(Stored items from a collection)
..........

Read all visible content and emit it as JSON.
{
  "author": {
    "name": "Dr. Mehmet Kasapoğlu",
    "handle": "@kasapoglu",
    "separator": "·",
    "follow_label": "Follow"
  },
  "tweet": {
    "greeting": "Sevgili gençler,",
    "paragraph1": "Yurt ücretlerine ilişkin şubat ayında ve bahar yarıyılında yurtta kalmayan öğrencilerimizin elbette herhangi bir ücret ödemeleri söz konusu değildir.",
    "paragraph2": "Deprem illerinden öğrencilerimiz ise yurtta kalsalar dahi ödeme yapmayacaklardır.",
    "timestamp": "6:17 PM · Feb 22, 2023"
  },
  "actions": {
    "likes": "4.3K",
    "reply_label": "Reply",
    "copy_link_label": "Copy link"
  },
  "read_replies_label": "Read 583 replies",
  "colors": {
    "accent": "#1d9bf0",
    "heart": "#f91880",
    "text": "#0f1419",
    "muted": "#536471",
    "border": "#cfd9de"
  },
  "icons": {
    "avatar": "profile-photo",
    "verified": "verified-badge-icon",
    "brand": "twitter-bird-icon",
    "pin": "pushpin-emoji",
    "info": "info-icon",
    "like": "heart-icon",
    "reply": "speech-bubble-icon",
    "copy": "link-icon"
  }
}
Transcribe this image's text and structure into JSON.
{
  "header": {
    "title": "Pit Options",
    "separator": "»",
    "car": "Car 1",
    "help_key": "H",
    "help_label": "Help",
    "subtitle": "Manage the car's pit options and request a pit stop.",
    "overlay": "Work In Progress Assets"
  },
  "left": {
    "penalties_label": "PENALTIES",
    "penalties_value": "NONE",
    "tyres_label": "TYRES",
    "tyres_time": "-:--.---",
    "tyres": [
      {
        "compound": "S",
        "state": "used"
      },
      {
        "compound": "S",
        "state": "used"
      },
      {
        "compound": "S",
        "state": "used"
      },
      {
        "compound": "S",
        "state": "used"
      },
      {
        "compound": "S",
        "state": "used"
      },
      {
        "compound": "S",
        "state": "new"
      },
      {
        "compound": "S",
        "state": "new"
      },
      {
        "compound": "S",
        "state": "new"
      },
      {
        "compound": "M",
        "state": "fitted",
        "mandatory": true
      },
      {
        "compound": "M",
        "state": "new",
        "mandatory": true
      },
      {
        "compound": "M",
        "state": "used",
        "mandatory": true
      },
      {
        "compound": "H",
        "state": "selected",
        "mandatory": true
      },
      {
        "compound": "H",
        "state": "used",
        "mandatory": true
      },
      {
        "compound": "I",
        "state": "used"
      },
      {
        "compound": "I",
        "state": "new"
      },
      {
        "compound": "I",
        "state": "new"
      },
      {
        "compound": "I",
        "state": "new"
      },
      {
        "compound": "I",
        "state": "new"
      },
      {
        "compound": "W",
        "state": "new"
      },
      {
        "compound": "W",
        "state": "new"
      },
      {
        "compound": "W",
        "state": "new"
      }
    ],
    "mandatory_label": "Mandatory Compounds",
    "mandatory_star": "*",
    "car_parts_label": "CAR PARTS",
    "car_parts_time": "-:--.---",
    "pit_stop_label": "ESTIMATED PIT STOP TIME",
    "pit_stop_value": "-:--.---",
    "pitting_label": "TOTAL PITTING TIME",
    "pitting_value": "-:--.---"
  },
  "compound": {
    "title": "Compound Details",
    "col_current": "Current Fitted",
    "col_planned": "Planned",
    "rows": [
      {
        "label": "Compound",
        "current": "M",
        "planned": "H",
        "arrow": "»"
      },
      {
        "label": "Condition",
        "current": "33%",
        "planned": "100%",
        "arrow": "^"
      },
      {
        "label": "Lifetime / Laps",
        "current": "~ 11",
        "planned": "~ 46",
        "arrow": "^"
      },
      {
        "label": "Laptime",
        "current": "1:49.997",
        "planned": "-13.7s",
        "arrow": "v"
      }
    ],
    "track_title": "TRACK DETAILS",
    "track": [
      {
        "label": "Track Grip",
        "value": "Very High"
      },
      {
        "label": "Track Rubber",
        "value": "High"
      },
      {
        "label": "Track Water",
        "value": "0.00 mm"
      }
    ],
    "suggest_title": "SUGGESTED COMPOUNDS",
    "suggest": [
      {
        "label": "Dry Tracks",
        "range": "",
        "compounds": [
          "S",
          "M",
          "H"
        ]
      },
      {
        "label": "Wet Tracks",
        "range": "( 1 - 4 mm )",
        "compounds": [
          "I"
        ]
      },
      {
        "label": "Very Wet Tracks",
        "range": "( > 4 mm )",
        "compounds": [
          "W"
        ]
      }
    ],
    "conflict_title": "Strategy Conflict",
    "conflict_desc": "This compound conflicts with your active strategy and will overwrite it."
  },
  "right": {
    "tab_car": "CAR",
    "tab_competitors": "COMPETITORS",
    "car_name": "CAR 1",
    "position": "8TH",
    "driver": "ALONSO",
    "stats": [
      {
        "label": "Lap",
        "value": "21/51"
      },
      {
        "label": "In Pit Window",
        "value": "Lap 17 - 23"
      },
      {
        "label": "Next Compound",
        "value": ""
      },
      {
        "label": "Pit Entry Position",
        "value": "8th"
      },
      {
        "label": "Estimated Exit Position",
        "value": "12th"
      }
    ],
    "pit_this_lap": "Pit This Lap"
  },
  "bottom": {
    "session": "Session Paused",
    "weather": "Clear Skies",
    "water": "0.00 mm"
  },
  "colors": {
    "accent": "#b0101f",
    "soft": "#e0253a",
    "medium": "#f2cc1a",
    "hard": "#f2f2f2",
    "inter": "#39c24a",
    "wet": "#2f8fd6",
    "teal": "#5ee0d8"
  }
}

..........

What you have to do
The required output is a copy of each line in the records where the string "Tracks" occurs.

Result of the exercise
        "label": "Dry Tracks",
        "label": "Wet Tracks",
        "label": "Very Wet Tracks",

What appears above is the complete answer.